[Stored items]
[Start of section]

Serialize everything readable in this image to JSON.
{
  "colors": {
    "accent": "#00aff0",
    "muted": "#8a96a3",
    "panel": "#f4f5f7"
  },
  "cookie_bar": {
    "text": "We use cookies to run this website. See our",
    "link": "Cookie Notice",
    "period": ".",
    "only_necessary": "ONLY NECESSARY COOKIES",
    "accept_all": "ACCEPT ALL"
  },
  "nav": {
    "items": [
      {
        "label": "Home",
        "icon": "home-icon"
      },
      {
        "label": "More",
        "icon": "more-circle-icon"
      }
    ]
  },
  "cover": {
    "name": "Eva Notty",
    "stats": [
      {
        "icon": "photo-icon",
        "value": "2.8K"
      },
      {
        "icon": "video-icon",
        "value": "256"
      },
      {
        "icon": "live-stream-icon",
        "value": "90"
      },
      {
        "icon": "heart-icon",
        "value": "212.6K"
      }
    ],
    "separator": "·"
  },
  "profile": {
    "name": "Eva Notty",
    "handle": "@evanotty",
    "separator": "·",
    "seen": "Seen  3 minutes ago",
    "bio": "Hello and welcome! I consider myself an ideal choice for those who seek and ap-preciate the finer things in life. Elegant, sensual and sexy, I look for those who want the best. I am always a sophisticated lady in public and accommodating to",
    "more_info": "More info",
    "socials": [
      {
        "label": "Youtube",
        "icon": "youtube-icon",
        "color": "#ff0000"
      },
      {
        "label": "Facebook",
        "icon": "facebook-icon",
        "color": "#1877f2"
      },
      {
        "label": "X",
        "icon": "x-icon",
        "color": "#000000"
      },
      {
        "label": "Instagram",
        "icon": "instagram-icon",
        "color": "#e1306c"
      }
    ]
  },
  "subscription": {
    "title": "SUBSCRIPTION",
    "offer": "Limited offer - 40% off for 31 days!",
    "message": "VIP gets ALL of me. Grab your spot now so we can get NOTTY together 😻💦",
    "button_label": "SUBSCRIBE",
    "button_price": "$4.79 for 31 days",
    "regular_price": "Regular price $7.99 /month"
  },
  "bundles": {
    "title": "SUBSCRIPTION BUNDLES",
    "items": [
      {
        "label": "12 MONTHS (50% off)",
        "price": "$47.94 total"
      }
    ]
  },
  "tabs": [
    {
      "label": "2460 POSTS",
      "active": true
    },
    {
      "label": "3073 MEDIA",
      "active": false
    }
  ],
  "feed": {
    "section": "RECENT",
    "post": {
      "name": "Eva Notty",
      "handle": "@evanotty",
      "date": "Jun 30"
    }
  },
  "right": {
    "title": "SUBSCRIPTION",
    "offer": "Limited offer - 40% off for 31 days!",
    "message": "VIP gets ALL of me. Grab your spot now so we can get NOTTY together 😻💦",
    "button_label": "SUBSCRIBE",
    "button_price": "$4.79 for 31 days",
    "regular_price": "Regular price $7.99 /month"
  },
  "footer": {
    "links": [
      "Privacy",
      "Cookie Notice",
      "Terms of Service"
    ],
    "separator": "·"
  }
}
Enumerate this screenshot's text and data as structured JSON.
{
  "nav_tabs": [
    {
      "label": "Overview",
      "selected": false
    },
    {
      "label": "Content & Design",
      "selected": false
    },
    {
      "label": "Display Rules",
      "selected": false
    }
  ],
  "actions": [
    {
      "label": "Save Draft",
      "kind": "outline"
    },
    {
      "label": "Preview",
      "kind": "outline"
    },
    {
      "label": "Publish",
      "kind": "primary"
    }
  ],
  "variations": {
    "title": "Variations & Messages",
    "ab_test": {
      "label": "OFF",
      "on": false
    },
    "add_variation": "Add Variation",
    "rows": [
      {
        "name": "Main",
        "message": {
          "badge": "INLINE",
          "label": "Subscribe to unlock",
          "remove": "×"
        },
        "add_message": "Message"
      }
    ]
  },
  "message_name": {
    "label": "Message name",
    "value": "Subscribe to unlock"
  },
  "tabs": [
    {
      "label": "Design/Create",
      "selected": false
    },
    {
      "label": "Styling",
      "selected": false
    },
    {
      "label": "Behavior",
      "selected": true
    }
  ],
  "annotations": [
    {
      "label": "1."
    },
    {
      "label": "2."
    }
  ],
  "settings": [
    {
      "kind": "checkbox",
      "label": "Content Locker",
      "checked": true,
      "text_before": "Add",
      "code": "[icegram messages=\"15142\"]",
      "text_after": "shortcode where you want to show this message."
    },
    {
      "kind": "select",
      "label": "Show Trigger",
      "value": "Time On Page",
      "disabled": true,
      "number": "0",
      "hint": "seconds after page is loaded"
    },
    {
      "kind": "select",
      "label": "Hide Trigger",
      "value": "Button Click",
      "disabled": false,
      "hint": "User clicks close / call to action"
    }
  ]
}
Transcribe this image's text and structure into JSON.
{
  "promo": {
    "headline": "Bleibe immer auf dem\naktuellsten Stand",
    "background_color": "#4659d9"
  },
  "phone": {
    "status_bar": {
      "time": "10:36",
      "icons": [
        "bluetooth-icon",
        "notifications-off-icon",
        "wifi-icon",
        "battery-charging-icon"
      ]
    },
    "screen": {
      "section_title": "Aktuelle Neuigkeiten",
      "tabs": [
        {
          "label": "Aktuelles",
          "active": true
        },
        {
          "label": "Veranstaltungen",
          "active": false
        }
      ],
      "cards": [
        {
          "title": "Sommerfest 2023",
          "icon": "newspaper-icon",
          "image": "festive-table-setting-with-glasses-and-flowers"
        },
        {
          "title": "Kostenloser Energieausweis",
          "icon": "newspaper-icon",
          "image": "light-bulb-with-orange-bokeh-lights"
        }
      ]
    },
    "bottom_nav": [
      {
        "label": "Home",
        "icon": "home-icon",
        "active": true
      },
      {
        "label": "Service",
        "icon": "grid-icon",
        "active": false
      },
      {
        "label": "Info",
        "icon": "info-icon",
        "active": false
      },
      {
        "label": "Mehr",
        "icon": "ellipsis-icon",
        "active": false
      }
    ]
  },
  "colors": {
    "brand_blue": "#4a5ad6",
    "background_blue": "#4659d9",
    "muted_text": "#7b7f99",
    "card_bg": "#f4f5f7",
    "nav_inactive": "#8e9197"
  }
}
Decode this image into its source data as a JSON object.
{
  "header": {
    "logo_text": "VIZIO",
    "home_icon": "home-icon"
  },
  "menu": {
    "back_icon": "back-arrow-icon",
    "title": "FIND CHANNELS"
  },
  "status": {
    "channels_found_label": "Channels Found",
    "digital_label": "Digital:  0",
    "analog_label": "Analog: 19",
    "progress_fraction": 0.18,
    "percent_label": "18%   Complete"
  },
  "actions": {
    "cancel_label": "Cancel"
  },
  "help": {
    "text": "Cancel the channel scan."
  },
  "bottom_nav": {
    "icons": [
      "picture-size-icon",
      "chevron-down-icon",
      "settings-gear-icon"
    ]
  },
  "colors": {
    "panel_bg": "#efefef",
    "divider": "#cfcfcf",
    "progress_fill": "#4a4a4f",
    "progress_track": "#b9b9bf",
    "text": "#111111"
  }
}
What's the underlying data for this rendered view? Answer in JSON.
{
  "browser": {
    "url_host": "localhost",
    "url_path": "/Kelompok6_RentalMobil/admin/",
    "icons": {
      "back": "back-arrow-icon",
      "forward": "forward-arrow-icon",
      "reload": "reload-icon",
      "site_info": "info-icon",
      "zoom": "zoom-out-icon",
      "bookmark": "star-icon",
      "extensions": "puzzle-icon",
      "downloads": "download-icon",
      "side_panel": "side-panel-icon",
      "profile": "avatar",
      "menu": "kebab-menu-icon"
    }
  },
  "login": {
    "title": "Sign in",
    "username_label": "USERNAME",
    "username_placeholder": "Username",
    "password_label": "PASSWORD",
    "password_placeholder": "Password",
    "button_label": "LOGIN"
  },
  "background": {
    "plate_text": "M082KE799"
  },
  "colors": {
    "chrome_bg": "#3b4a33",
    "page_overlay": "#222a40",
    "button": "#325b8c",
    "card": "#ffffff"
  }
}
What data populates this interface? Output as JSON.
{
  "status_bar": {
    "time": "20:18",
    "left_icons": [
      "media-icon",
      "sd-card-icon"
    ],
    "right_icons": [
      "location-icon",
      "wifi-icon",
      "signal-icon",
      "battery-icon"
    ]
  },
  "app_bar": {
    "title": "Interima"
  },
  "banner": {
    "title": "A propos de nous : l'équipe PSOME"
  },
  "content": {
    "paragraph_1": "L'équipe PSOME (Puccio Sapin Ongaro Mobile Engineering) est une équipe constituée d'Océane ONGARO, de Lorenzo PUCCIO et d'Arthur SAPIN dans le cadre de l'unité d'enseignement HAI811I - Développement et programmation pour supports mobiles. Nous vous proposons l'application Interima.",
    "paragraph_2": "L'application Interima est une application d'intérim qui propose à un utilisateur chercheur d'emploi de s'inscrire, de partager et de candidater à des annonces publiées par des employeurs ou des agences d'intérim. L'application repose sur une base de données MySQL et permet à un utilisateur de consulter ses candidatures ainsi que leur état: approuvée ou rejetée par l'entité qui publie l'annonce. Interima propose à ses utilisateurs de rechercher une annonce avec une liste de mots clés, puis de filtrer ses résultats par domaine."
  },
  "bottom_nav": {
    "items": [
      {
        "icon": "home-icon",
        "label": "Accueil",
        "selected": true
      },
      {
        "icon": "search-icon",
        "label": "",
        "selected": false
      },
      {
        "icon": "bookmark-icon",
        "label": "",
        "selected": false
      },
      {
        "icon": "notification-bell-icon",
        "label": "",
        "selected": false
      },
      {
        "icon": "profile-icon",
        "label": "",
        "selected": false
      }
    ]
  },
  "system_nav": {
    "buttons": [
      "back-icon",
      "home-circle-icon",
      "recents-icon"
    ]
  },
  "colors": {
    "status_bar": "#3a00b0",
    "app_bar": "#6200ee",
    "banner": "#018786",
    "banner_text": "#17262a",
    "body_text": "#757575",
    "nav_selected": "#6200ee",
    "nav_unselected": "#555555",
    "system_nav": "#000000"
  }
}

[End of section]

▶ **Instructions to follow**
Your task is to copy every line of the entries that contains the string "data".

▶ **Response to the exercise**
Enumerate this screenshot's text and data as structured JSON.
Decode this image into its source data as a JSON object.
What's the underlying data for this rendered view? Answer in JSON.
What data populates this interface? Output as JSON.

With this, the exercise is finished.